Required action: Across the entries, count the lines that include "location" and report only that number.

(Items from an interface collection)
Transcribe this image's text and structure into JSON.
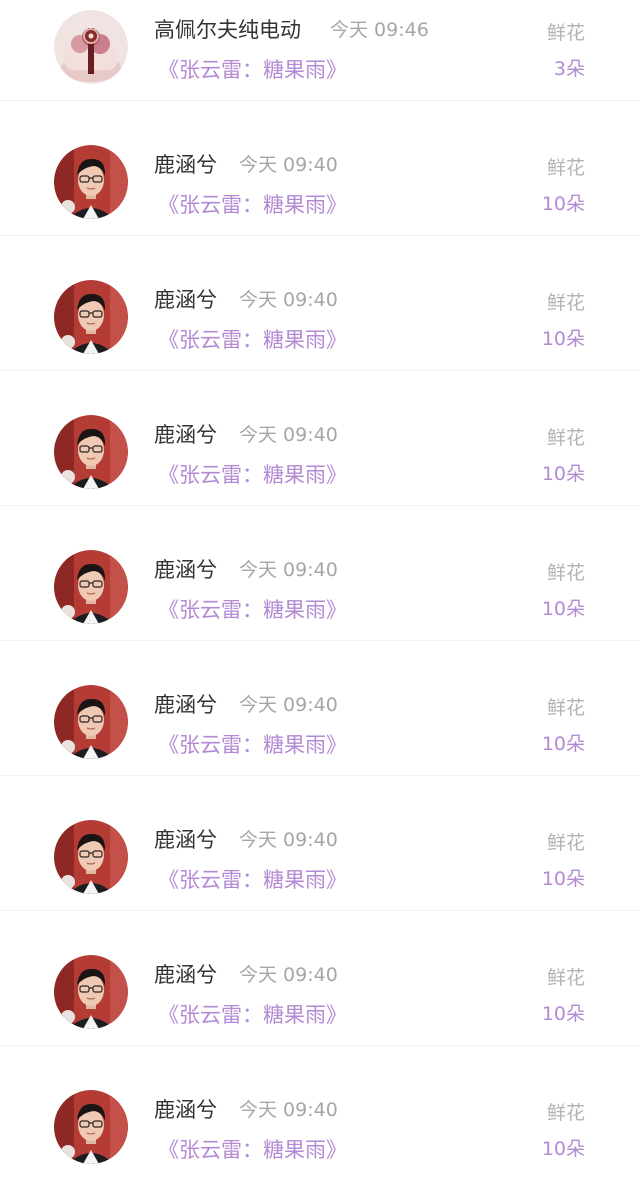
{
  "colors": {
    "accent": "#b38ad3",
    "name_text": "#333333",
    "muted_text": "#a6a6a6",
    "divider": "#f1f1f1"
  },
  "gifts": [
    {
      "user": "高佩尔夫纯电动",
      "time": "今天 09:46",
      "work": "《张云雷：糖果雨》",
      "gift_type": "鲜花",
      "count": "3朵",
      "avatar": "flower-cake-avatar"
    },
    {
      "user": "鹿涵兮",
      "time": "今天 09:40",
      "work": "《张云雷：糖果雨》",
      "gift_type": "鲜花",
      "count": "10朵",
      "avatar": "man-portrait-avatar"
    },
    {
      "user": "鹿涵兮",
      "time": "今天 09:40",
      "work": "《张云雷：糖果雨》",
      "gift_type": "鲜花",
      "count": "10朵",
      "avatar": "man-portrait-avatar"
    },
    {
      "user": "鹿涵兮",
      "time": "今天 09:40",
      "work": "《张云雷：糖果雨》",
      "gift_type": "鲜花",
      "count": "10朵",
      "avatar": "man-portrait-avatar"
    },
    {
      "user": "鹿涵兮",
      "time": "今天 09:40",
      "work": "《张云雷：糖果雨》",
      "gift_type": "鲜花",
      "count": "10朵",
      "avatar": "man-portrait-avatar"
    },
    {
      "user": "鹿涵兮",
      "time": "今天 09:40",
      "work": "《张云雷：糖果雨》",
      "gift_type": "鲜花",
      "count": "10朵",
      "avatar": "man-portrait-avatar"
    },
    {
      "user": "鹿涵兮",
      "time": "今天 09:40",
      "work": "《张云雷：糖果雨》",
      "gift_type": "鲜花",
      "count": "10朵",
      "avatar": "man-portrait-avatar"
    },
    {
      "user": "鹿涵兮",
      "time": "今天 09:40",
      "work": "《张云雷：糖果雨》",
      "gift_type": "鲜花",
      "count": "10朵",
      "avatar": "man-portrait-avatar"
    },
    {
      "user": "鹿涵兮",
      "time": "今天 09:40",
      "work": "《张云雷：糖果雨》",
      "gift_type": "鲜花",
      "count": "10朵",
      "avatar": "man-portrait-avatar"
    }
  ]
}
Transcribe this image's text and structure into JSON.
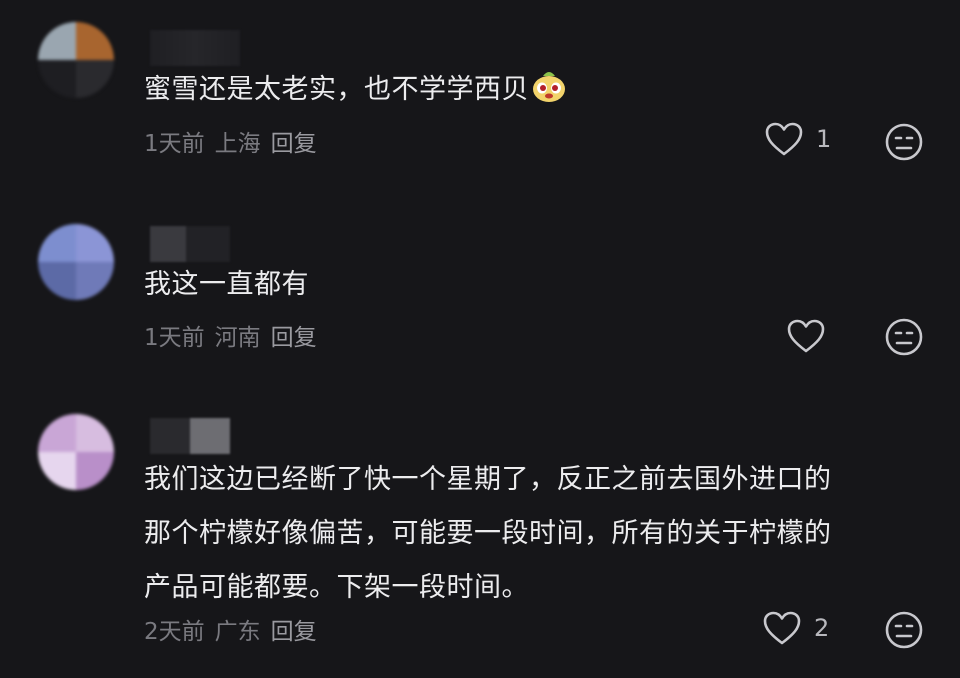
{
  "comments": [
    {
      "text": "蜜雪还是太老实，也不学学西贝",
      "time": "1天前",
      "location": "上海",
      "reply_label": "回复",
      "like_count": "1",
      "emoji": "mascot-emoji"
    },
    {
      "text": "我这一直都有",
      "time": "1天前",
      "location": "河南",
      "reply_label": "回复",
      "like_count": ""
    },
    {
      "text_lines": [
        "我们这边已经断了快一个星期了，反正之前去国外进口的",
        "那个柠檬好像偏苦，可能要一段时间，所有的关于柠檬的",
        "产品可能都要。下架一段时间。"
      ],
      "time": "2天前",
      "location": "广东",
      "reply_label": "回复",
      "like_count": "2"
    }
  ],
  "icons": {
    "like": "heart-outline-icon",
    "dislike": "neutral-face-icon"
  },
  "colors": {
    "background": "#161619",
    "text": "#ececee",
    "meta": "#7a7a80",
    "icon": "#c8c8cd"
  }
}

Output for this exercise: 3